**The problem:** Below are the records to retype. Keep every character exactly and leave out the pictures.

**Given data:**

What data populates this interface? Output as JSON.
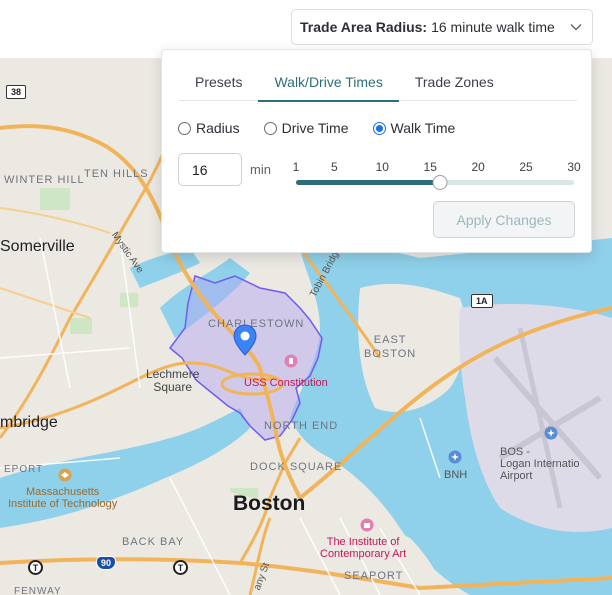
{
  "trade_area": {
    "label": "Trade Area Radius:",
    "value": "16 minute walk time"
  },
  "panel": {
    "tabs": [
      "Presets",
      "Walk/Drive Times",
      "Trade Zones"
    ],
    "active_tab": "Walk/Drive Times",
    "modes": [
      "Radius",
      "Drive Time",
      "Walk Time"
    ],
    "selected_mode": "Walk Time",
    "minutes_value": "16",
    "minutes_unit": "min",
    "slider": {
      "ticks": [
        "1",
        "5",
        "10",
        "15",
        "20",
        "25",
        "30"
      ],
      "min": 1,
      "max": 30,
      "value": 16
    },
    "apply_label": "Apply Changes"
  },
  "map": {
    "labels": {
      "winter_hill": "WINTER HILL",
      "ten_hills": "TEN HILLS",
      "mystic_ave": "Mystic Ave",
      "somerville": "Somerville",
      "tobin_bridge": "Tobin Bridge",
      "charlestown": "CHARLESTOWN",
      "east_boston": "EAST BOSTON",
      "lechmere": "Lechmere\nSquare",
      "uss_constitution": "USS Constitution",
      "cambridge": "mbridge",
      "north_end": "NORTH END",
      "eport": "EPORT",
      "mit": "Massachusetts\nInstitute of Technology",
      "dock_square": "DOCK SQUARE",
      "boston": "Boston",
      "bnh": "BNH",
      "bos": "BOS -\nLogan Internatio\nAirport",
      "back_bay": "BACK BAY",
      "ica": "The Institute of\nContemporary Art",
      "seaport": "SEAPORT",
      "fenway": "FENWAY",
      "any_st": "any St"
    },
    "shields": {
      "route_38": "38",
      "route_1a": "1A",
      "i90": "90"
    },
    "transit_icon": "T"
  },
  "colors": {
    "accent": "#2d6e79",
    "radio_selected": "#1a73e8",
    "water": "#8fd0ea",
    "isochrone_fill": "#b3a9f2",
    "isochrone_stroke": "#6f5cf0",
    "marker": "#3b82f6",
    "major_road": "#f2b45b"
  },
  "icons": {
    "dropdown": "chevron-down-icon",
    "marker": "map-pin-icon",
    "airport": "airplane-icon",
    "transit": "transit-t-icon"
  }
}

**Answer to this task:**
What data populates this interface? Output as JSON.
{
  "trade_area": {
    "label": "Trade Area Radius:",
    "value": "16 minute walk time"
  },
  "panel": {
    "tabs": [
      "Presets",
      "Walk/Drive Times",
      "Trade Zones"
    ],
    "active_tab": "Walk/Drive Times",
    "modes": [
      "Radius",
      "Drive Time",
      "Walk Time"
    ],
    "selected_mode": "Walk Time",
    "minutes_value": "16",
    "minutes_unit": "min",
    "slider": {
      "ticks": [
        "1",
        "5",
        "10",
        "15",
        "20",
        "25",
        "30"
      ],
      "min": 1,
      "max": 30,
      "value": 16
    },
    "apply_label": "Apply Changes"
  },
  "map": {
    "labels": {
      "winter_hill": "WINTER HILL",
      "ten_hills": "TEN HILLS",
      "mystic_ave": "Mystic Ave",
      "somerville": "Somerville",
      "tobin_bridge": "Tobin Bridge",
      "charlestown": "CHARLESTOWN",
      "east_boston": "EAST BOSTON",
      "lechmere": "Lechmere\nSquare",
      "uss_constitution": "USS Constitution",
      "cambridge": "mbridge",
      "north_end": "NORTH END",
      "eport": "EPORT",
      "mit": "Massachusetts\nInstitute of Technology",
      "dock_square": "DOCK SQUARE",
      "boston": "Boston",
      "bnh": "BNH",
      "bos": "BOS -\nLogan Internatio\nAirport",
      "back_bay": "BACK BAY",
      "ica": "The Institute of\nContemporary Art",
      "seaport": "SEAPORT",
      "fenway": "FENWAY",
      "any_st": "any St"
    },
    "shields": {
      "route_38": "38",
      "route_1a": "1A",
      "i90": "90"
    },
    "transit_icon": "T"
  },
  "colors": {
    "accent": "#2d6e79",
    "radio_selected": "#1a73e8",
    "water": "#8fd0ea",
    "isochrone_fill": "#b3a9f2",
    "isochrone_stroke": "#6f5cf0",
    "marker": "#3b82f6",
    "major_road": "#f2b45b"
  },
  "icons": {
    "dropdown": "chevron-down-icon",
    "marker": "map-pin-icon",
    "airport": "airplane-icon",
    "transit": "transit-t-icon"
  }
}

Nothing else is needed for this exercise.